**Recorded information**.
# # #

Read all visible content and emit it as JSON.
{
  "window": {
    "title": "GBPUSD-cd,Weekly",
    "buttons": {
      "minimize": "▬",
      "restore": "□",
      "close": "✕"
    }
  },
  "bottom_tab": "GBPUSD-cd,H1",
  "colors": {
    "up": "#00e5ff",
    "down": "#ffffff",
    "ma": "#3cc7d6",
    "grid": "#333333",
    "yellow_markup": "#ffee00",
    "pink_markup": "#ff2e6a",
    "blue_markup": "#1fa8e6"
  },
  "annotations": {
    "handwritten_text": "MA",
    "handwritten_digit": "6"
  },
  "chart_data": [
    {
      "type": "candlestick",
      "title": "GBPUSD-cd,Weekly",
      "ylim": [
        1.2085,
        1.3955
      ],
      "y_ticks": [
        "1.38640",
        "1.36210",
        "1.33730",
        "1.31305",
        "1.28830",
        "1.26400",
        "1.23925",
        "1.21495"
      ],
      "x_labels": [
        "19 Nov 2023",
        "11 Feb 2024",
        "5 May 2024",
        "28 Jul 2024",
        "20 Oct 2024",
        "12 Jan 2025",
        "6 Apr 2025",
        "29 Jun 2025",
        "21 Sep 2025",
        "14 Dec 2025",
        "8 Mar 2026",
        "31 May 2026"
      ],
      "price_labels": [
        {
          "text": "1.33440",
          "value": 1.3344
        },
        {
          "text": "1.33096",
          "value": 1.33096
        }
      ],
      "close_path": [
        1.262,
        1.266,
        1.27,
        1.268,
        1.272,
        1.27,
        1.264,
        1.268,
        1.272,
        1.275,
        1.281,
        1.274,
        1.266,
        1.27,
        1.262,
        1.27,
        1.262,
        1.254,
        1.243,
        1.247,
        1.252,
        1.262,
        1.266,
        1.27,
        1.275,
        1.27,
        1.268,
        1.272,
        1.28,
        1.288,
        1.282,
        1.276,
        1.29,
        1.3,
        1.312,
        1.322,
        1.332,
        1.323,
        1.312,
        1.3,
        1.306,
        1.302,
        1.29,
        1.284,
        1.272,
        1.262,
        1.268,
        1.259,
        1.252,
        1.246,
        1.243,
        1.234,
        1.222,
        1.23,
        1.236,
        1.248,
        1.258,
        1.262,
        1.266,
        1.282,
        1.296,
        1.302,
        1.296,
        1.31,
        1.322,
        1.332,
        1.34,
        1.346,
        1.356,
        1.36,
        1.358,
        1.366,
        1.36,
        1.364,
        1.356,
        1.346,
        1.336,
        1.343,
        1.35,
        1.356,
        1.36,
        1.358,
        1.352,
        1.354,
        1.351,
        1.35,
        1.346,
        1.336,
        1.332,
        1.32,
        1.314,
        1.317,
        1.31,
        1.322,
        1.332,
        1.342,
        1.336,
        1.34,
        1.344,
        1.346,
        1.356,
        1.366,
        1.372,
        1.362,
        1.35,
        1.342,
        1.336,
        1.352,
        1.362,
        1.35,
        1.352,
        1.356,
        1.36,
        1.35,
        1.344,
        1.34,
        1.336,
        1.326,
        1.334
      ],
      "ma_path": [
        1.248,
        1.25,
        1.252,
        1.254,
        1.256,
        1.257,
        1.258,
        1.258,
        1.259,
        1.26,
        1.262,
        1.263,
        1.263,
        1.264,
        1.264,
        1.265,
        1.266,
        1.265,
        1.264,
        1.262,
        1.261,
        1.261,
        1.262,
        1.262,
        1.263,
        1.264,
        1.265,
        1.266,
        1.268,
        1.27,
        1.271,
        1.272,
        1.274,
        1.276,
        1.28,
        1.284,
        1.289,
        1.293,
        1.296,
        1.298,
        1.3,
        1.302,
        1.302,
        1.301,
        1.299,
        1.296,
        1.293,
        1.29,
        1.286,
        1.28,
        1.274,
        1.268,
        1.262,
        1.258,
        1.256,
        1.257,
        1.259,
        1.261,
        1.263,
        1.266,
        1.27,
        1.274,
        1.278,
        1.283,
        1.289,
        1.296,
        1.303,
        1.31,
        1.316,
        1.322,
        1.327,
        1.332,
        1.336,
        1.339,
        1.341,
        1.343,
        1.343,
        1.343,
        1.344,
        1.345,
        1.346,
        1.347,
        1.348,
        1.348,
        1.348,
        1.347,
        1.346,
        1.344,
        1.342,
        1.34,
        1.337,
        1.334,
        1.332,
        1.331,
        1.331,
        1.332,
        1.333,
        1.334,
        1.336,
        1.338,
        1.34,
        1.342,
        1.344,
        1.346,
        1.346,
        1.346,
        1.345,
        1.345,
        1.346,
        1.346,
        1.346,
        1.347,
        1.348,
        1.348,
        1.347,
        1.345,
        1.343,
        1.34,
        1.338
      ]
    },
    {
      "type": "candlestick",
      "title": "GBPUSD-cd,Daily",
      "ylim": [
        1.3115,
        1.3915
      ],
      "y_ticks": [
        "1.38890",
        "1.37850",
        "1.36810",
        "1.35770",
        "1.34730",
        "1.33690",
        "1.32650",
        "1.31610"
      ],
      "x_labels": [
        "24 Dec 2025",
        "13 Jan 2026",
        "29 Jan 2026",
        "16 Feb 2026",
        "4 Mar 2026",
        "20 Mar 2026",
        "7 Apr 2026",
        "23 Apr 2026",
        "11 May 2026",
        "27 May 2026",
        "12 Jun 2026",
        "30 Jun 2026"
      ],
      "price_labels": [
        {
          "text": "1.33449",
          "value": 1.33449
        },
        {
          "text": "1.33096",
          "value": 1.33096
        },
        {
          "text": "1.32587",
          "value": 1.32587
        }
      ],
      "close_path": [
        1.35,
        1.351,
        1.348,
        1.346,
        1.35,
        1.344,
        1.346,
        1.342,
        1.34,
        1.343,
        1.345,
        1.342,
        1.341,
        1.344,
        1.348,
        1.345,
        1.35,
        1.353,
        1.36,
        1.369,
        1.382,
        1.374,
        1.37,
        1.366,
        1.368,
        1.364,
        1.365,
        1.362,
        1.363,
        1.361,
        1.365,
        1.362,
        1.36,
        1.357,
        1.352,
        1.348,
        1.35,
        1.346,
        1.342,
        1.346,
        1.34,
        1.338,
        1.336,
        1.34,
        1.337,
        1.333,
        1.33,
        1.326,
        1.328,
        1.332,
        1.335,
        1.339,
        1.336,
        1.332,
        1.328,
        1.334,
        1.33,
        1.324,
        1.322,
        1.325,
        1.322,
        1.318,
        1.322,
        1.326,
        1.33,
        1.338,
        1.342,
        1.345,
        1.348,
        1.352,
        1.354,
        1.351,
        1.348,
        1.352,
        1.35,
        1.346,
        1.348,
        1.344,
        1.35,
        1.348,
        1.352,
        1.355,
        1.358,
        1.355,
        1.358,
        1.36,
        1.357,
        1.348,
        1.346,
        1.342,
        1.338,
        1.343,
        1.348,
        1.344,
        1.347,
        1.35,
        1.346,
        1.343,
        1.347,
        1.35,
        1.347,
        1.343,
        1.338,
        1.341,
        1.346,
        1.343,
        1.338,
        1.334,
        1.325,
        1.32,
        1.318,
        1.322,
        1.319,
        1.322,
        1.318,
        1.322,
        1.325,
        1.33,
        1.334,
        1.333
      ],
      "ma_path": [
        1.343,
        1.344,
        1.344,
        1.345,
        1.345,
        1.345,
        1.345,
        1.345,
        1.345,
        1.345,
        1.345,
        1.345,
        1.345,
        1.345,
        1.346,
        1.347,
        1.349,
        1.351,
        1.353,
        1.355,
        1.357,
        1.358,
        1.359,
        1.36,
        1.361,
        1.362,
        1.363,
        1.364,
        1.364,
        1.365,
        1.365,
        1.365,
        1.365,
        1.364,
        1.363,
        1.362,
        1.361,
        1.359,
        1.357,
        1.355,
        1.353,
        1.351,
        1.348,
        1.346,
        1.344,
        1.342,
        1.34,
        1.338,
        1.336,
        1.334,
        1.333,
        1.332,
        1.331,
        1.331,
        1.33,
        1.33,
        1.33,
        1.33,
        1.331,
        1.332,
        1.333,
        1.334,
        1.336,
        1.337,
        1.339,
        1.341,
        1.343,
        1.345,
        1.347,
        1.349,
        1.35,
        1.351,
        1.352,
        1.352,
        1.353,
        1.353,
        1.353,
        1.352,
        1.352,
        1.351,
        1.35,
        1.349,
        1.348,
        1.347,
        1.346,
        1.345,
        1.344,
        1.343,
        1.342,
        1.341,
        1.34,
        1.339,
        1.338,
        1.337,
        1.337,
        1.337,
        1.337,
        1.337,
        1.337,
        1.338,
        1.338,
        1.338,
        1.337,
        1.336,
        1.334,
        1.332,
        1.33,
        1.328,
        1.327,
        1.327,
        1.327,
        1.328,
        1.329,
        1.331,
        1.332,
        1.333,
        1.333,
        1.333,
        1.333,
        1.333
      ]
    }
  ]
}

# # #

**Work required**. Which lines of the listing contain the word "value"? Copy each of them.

**Solution for this task**.
          "value": 1.3344
          "value": 1.33096
          "value": 1.33449
          "value": 1.33096
          "value": 1.32587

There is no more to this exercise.